The feast of the Dormition celebrates the falling asleep of the Theotokos (Mary, Mother of God). Celebrated on different dates since the fourth century, it was formally established on August 15 by Emperor Maurice (ruled approx 582-602 A.D.). The Feast of Dormition was introduced in Rome in the 7th century and eventually spread to the entire West, where it became known as the Feast of the Assumption of the Blessed Virgin Mary into Heaven.
At this feast flowers are blessed; according to tradition when the tomb of the Blessed Virgin was opened on the third day, it was found to be empty except for sweetly fragrant flowers.
On November 1, 1950, Pope Pius XII proclaimed that the “immaculate Mother of God, the ever-Virgin Mary, having completed the course of Her earthly life, was assumed body and soul into heavenly glory.”
The following is excerpted from Julian J. Katrij, A Byzantine Rite Liturgical Year:
Three days before the death of Mary, the Archangel Gabriel appeared and announced to her from her Son, Jesus Christ, the time of her departure into eternity. On the day of her death, the Apostles gathered in Jerusalem, although they had been scattered in various countries of the then known world. St. Thomas was the only Apostle absent. The Mother of God expressed her wish to be buried in Gethsemane near her parents and her spouse, Joseph. Christ, in person, came accompanied by Angels and Saints to escort His Most Holy Mother to heaven. The Apostles, while singing holy hymns, carried the body of Mary to the grave where they remained keeping vigil for three days. On the third day, St. Thomas came from afar and desired very much to view for the last time the Most Pure Mother of God. When the grave was opened, her body was not there, only the funeral clothes in which the body had been wrapped.

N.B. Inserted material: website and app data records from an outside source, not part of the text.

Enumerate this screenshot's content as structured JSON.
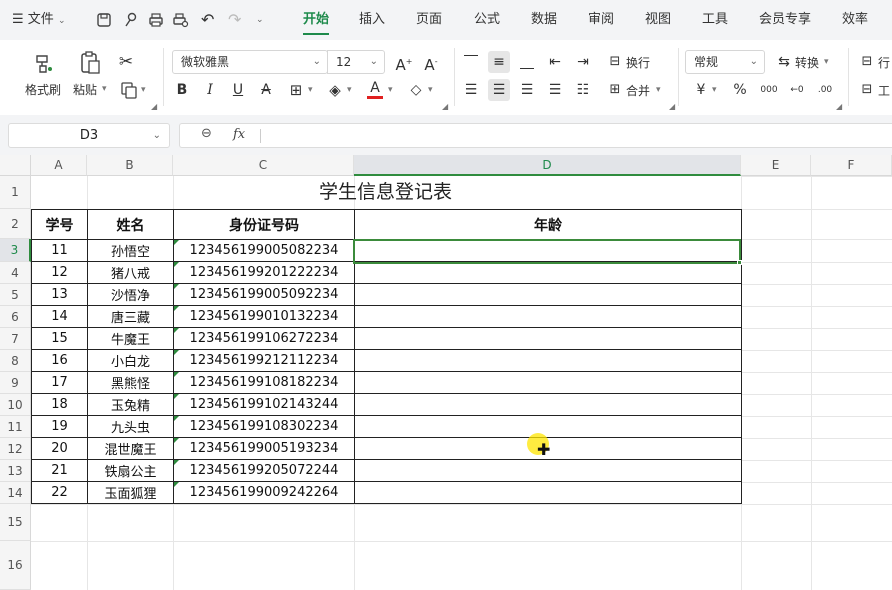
{
  "menubar": {
    "file_label": "文件",
    "tabs": [
      "开始",
      "插入",
      "页面",
      "公式",
      "数据",
      "审阅",
      "视图",
      "工具",
      "会员专享",
      "效率"
    ],
    "active_tab": "开始"
  },
  "ribbon": {
    "format_painter": "格式刷",
    "paste": "粘贴",
    "font_name": "微软雅黑",
    "font_size": "12",
    "wrap": "换行",
    "merge": "合并",
    "number_format": "常规",
    "convert": "转换",
    "row_col_partial": "行",
    "worksheet_partial": "工"
  },
  "formula_bar": {
    "name_box": "D3",
    "fx": "fx",
    "formula": ""
  },
  "sheet": {
    "columns": [
      "A",
      "B",
      "C",
      "D",
      "E",
      "F"
    ],
    "selected_column": "D",
    "rows": [
      "1",
      "2",
      "3",
      "4",
      "5",
      "6",
      "7",
      "8",
      "9",
      "10",
      "11",
      "12",
      "13",
      "14",
      "15",
      "16"
    ],
    "selected_row": "3",
    "title": "学生信息登记表",
    "headers": [
      "学号",
      "姓名",
      "身份证号码",
      "年龄"
    ],
    "records": [
      {
        "id": "11",
        "name": "孙悟空",
        "idcard": "123456199005082234",
        "age": ""
      },
      {
        "id": "12",
        "name": "猪八戒",
        "idcard": "123456199201222234",
        "age": ""
      },
      {
        "id": "13",
        "name": "沙悟净",
        "idcard": "123456199005092234",
        "age": ""
      },
      {
        "id": "14",
        "name": "唐三藏",
        "idcard": "123456199010132234",
        "age": ""
      },
      {
        "id": "15",
        "name": "牛魔王",
        "idcard": "123456199106272234",
        "age": ""
      },
      {
        "id": "16",
        "name": "小白龙",
        "idcard": "123456199212112234",
        "age": ""
      },
      {
        "id": "17",
        "name": "黑熊怪",
        "idcard": "123456199108182234",
        "age": ""
      },
      {
        "id": "18",
        "name": "玉兔精",
        "idcard": "123456199102143244",
        "age": ""
      },
      {
        "id": "19",
        "name": "九头虫",
        "idcard": "123456199108302234",
        "age": ""
      },
      {
        "id": "20",
        "name": "混世魔王",
        "idcard": "123456199005193234",
        "age": ""
      },
      {
        "id": "21",
        "name": "铁扇公主",
        "idcard": "123456199205072244",
        "age": ""
      },
      {
        "id": "22",
        "name": "玉面狐狸",
        "idcard": "123456199009242264",
        "age": ""
      }
    ]
  },
  "colors": {
    "accent": "#1e8a4b",
    "selection": "#3b8b3b",
    "font_color_bar": "#e02020"
  }
}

The Apostles then realized that Mary had been taken up body and soul into heaven.